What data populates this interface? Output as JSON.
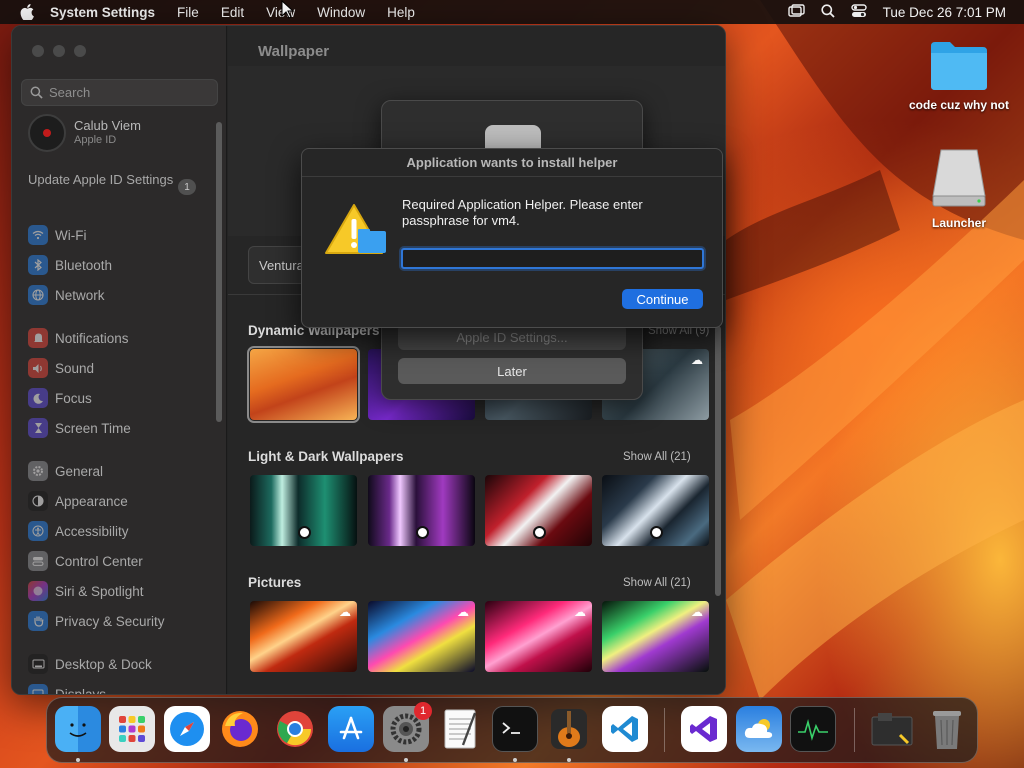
{
  "menubar": {
    "app_name": "System Settings",
    "menus": [
      "File",
      "Edit",
      "View",
      "Window",
      "Help"
    ],
    "clock": "Tue Dec 26  7:01 PM"
  },
  "desktop": {
    "icons": [
      {
        "label": "code cuz why not",
        "icon": "folder-icon"
      },
      {
        "label": "Launcher",
        "icon": "drive-icon"
      }
    ]
  },
  "sidebar": {
    "search_placeholder": "Search",
    "account": {
      "name": "Calub Viem",
      "subtitle": "Apple ID"
    },
    "update": {
      "label": "Update Apple ID Settings",
      "badge": "1"
    },
    "items": [
      {
        "label": "Wi-Fi",
        "icon": "wifi-icon",
        "color": "#2a7fe0"
      },
      {
        "label": "Bluetooth",
        "icon": "bluetooth-icon",
        "color": "#2a7fe0"
      },
      {
        "label": "Network",
        "icon": "globe-icon",
        "color": "#2a7fe0"
      },
      {
        "label": "Notifications",
        "icon": "bell-icon",
        "color": "#e0443a"
      },
      {
        "label": "Sound",
        "icon": "speaker-icon",
        "color": "#e0443a"
      },
      {
        "label": "Focus",
        "icon": "moon-icon",
        "color": "#5e4bd6"
      },
      {
        "label": "Screen Time",
        "icon": "hourglass-icon",
        "color": "#5e4bd6"
      },
      {
        "label": "General",
        "icon": "gear-icon",
        "color": "#8e8e93"
      },
      {
        "label": "Appearance",
        "icon": "appearance-icon",
        "color": "#1c1c1c"
      },
      {
        "label": "Accessibility",
        "icon": "accessibility-icon",
        "color": "#2a7fe0"
      },
      {
        "label": "Control Center",
        "icon": "control-center-icon",
        "color": "#8e8e93"
      },
      {
        "label": "Siri & Spotlight",
        "icon": "siri-icon",
        "color": "#b03ad0"
      },
      {
        "label": "Privacy & Security",
        "icon": "hand-icon",
        "color": "#2a7fe0"
      },
      {
        "label": "Desktop & Dock",
        "icon": "dock-icon",
        "color": "#1c1c1c"
      },
      {
        "label": "Displays",
        "icon": "display-icon",
        "color": "#2a7fe0"
      }
    ]
  },
  "main": {
    "title": "Wallpaper",
    "current_wallpaper": "Ventura",
    "sections": [
      {
        "title": "Dynamic Wallpapers",
        "show_all": "Show All (9)"
      },
      {
        "title": "Light & Dark Wallpapers",
        "show_all": "Show All (21)"
      },
      {
        "title": "Pictures",
        "show_all": "Show All (21)"
      }
    ]
  },
  "sheet": {
    "apple_id_button": "Apple ID Settings...",
    "later_button": "Later"
  },
  "dialog": {
    "title": "Application wants to install helper",
    "message": "Required Application Helper. Please enter passphrase for vm4.",
    "password_value": "",
    "continue_button": "Continue"
  },
  "dock": {
    "apps": [
      "Finder",
      "Launchpad",
      "Safari",
      "Firefox",
      "Chrome",
      "App Store",
      "System Settings",
      "TextEdit",
      "Terminal",
      "GarageBand",
      "Visual Studio Code",
      "Visual Studio",
      "Weather",
      "Activity Monitor",
      "Downloads",
      "Trash"
    ],
    "system_settings_badge": "1"
  }
}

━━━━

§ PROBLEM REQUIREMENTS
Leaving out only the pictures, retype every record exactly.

§ SOLUTION TO THIS EXERCISE
What data populates this interface? Output as JSON.
{
  "menubar": {
    "app_name": "System Settings",
    "menus": [
      "File",
      "Edit",
      "View",
      "Window",
      "Help"
    ],
    "clock": "Tue Dec 26  7:01 PM"
  },
  "desktop": {
    "icons": [
      {
        "label": "code cuz why not",
        "icon": "folder-icon"
      },
      {
        "label": "Launcher",
        "icon": "drive-icon"
      }
    ]
  },
  "sidebar": {
    "search_placeholder": "Search",
    "account": {
      "name": "Calub Viem",
      "subtitle": "Apple ID"
    },
    "update": {
      "label": "Update Apple ID Settings",
      "badge": "1"
    },
    "items": [
      {
        "label": "Wi-Fi",
        "icon": "wifi-icon",
        "color": "#2a7fe0"
      },
      {
        "label": "Bluetooth",
        "icon": "bluetooth-icon",
        "color": "#2a7fe0"
      },
      {
        "label": "Network",
        "icon": "globe-icon",
        "color": "#2a7fe0"
      },
      {
        "label": "Notifications",
        "icon": "bell-icon",
        "color": "#e0443a"
      },
      {
        "label": "Sound",
        "icon": "speaker-icon",
        "color": "#e0443a"
      },
      {
        "label": "Focus",
        "icon": "moon-icon",
        "color": "#5e4bd6"
      },
      {
        "label": "Screen Time",
        "icon": "hourglass-icon",
        "color": "#5e4bd6"
      },
      {
        "label": "General",
        "icon": "gear-icon",
        "color": "#8e8e93"
      },
      {
        "label": "Appearance",
        "icon": "appearance-icon",
        "color": "#1c1c1c"
      },
      {
        "label": "Accessibility",
        "icon": "accessibility-icon",
        "color": "#2a7fe0"
      },
      {
        "label": "Control Center",
        "icon": "control-center-icon",
        "color": "#8e8e93"
      },
      {
        "label": "Siri & Spotlight",
        "icon": "siri-icon",
        "color": "#b03ad0"
      },
      {
        "label": "Privacy & Security",
        "icon": "hand-icon",
        "color": "#2a7fe0"
      },
      {
        "label": "Desktop & Dock",
        "icon": "dock-icon",
        "color": "#1c1c1c"
      },
      {
        "label": "Displays",
        "icon": "display-icon",
        "color": "#2a7fe0"
      }
    ]
  },
  "main": {
    "title": "Wallpaper",
    "current_wallpaper": "Ventura",
    "sections": [
      {
        "title": "Dynamic Wallpapers",
        "show_all": "Show All (9)"
      },
      {
        "title": "Light & Dark Wallpapers",
        "show_all": "Show All (21)"
      },
      {
        "title": "Pictures",
        "show_all": "Show All (21)"
      }
    ]
  },
  "sheet": {
    "apple_id_button": "Apple ID Settings...",
    "later_button": "Later"
  },
  "dialog": {
    "title": "Application wants to install helper",
    "message": "Required Application Helper. Please enter passphrase for vm4.",
    "password_value": "",
    "continue_button": "Continue"
  },
  "dock": {
    "apps": [
      "Finder",
      "Launchpad",
      "Safari",
      "Firefox",
      "Chrome",
      "App Store",
      "System Settings",
      "TextEdit",
      "Terminal",
      "GarageBand",
      "Visual Studio Code",
      "Visual Studio",
      "Weather",
      "Activity Monitor",
      "Downloads",
      "Trash"
    ],
    "system_settings_badge": "1"
  }
}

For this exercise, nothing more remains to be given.